3. FIP Facilitators and school leaders are making FIP Your School a reality. There isn’t a day that goes by when I am not hearing about building or district-led FIP stories. Just this week, I learned about the FIP squads in Reynoldsburg and the FIP learning collaboratives in Southeast Ohio.  School leaders proudly share with me that they are a ‘FIP School’ and they want me to know just how many staff have started using FIP.  I anticipate reading the amazing insights that FIP facilitators share each week on this blog site. Thank you for those who are expending precious time and energy to lead this work and for contributing to this blog.

4)  FIP Your School continues to be an ambitious mission-driven project.  It has taken a creative team of talented individuals to create the FIP modules, tools, and communications. Scores of Battelle for Kids staff have touched this work—our tech team, our project management team, our communications and design staff, and our content developers have collaborated with teachers to make FIP come alive. We are now working with ODE to showcase strong examples of FIP in Action. These new modules are intended to expand upon your foundational knowledge of FIP by seeing how teachers and students at various grades integrate these practices as they implement Ohio’s New Learning Standards. What better way to ‘unpack’ the standards than to get inside the minds of students and teachers as they work together to own the learning? My thanks also goes to the work of the BFK FIP Team and, in particular,Whitney Eubanks for her expert communications leadership and to Sandy Shedenhelm and Francis Rogers who are unequivocally the 'Master-of-FIP Gurus'.

5)      Finally, I want to thank Ohio’s teachers who have taken on the auspicious challenge of school--and yes, classroom--reform in the face of such a negative political climate. Change, while inevitable, is never easy; but is made even harder when the expectations are accelerated, complex, and even threatening.  Despite this, teachers across Ohio are learning more about FIP through the modules, their peers and their leaders. In a recent survey of over 1,000 teachers in the southeast region, over 95% of the respondents indicated that they saw the value of FIP for increasing student achievement.  These are the teachers who are working hard to integrate FIP into their daily routine.  This takes time, commitment, and most importantly, the courage to replace or deepen existing practices. A special thanks goes to Kate Kennedy.  Kate is walking the talk—but she is also ‘talking the walk.’ As our resident teacher FIP blogger, Kate is allowing us to peer into her classroom.

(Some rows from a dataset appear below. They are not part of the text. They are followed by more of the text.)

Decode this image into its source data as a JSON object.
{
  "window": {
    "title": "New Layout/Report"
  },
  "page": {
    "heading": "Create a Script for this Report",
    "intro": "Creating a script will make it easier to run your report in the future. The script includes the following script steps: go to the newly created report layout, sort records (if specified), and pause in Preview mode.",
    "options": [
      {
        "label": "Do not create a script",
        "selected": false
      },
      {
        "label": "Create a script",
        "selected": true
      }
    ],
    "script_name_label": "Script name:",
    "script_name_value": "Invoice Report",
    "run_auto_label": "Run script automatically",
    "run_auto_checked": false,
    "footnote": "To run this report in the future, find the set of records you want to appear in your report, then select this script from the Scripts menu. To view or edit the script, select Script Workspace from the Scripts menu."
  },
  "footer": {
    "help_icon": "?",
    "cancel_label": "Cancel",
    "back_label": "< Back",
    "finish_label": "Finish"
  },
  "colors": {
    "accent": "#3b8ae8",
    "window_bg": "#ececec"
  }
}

To Kate and the many, many other educators who are, as I say, FIPPING, thank you. Happy Thanksgiving!